**Exercise description:** Among the entries below, determine how many lines contain the word "heading" and state only that figure.

[Data about app and page elements]
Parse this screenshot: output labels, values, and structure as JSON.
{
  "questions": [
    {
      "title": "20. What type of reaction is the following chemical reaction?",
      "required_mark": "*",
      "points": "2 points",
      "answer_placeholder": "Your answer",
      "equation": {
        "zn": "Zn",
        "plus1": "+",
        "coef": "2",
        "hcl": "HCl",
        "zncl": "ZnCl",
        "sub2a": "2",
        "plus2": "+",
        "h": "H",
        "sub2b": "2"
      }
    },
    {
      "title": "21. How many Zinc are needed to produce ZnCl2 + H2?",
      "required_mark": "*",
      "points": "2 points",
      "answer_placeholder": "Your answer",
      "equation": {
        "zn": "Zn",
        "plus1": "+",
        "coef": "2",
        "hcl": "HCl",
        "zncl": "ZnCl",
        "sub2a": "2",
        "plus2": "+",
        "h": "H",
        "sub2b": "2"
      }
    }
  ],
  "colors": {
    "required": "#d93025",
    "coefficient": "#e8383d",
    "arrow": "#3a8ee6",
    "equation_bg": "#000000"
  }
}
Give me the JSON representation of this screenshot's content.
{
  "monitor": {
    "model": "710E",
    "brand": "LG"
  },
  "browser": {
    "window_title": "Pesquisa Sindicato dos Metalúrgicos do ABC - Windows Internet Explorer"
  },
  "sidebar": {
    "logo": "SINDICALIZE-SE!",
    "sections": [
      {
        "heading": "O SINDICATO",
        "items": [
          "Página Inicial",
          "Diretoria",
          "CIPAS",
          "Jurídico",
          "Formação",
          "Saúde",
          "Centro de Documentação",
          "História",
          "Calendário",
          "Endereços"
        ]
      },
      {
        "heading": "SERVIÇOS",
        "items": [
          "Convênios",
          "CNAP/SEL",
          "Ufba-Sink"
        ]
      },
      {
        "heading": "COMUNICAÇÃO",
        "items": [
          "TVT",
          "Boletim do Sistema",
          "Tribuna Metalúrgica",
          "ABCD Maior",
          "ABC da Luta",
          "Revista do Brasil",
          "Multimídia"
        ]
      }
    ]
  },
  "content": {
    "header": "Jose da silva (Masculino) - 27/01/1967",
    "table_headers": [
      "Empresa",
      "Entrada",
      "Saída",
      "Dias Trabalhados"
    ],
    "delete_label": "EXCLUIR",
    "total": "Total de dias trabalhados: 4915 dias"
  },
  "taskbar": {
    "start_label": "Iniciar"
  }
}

**Answer space:** 3